Exercise details:
For each line of the data below, copy it if it holds the word "this".

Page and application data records
□ □ □
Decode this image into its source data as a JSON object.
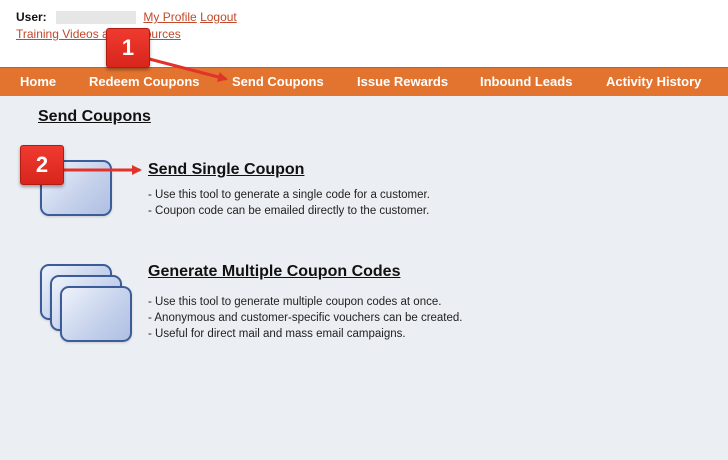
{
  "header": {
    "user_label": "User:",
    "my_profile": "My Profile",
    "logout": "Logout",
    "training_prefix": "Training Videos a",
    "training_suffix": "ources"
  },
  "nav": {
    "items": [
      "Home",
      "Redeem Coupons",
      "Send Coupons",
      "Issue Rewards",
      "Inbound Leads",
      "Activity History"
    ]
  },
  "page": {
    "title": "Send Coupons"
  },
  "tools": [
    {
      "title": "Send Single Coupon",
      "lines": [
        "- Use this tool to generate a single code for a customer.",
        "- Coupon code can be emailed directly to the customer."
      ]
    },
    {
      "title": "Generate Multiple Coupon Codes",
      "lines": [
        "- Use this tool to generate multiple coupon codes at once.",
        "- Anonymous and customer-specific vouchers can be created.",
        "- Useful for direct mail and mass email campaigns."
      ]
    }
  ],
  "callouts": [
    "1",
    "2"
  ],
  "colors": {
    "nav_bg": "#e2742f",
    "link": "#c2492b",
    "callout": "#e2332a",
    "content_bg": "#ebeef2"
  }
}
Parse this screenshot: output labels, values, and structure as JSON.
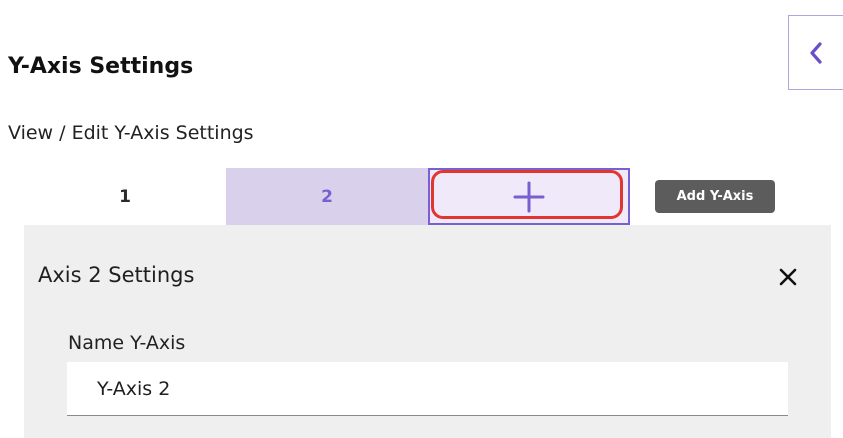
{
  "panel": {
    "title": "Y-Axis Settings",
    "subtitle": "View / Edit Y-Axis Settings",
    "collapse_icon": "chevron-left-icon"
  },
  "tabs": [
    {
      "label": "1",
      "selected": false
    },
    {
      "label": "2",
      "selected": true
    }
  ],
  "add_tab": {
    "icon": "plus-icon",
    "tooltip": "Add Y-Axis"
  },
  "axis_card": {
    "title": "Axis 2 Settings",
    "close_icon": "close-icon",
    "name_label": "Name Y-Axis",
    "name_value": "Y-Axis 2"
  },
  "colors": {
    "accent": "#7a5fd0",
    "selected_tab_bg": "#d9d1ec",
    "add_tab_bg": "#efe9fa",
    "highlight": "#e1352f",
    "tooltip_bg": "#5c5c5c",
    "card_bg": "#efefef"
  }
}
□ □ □
Exercise answer:
Decode this image into its source data as a JSON object.
        "- Use this tool to generate a single code for a customer.",
        "- Use this tool to generate multiple coupon codes at once.",
Parse this screenshot: output labels, values, and structure as JSON.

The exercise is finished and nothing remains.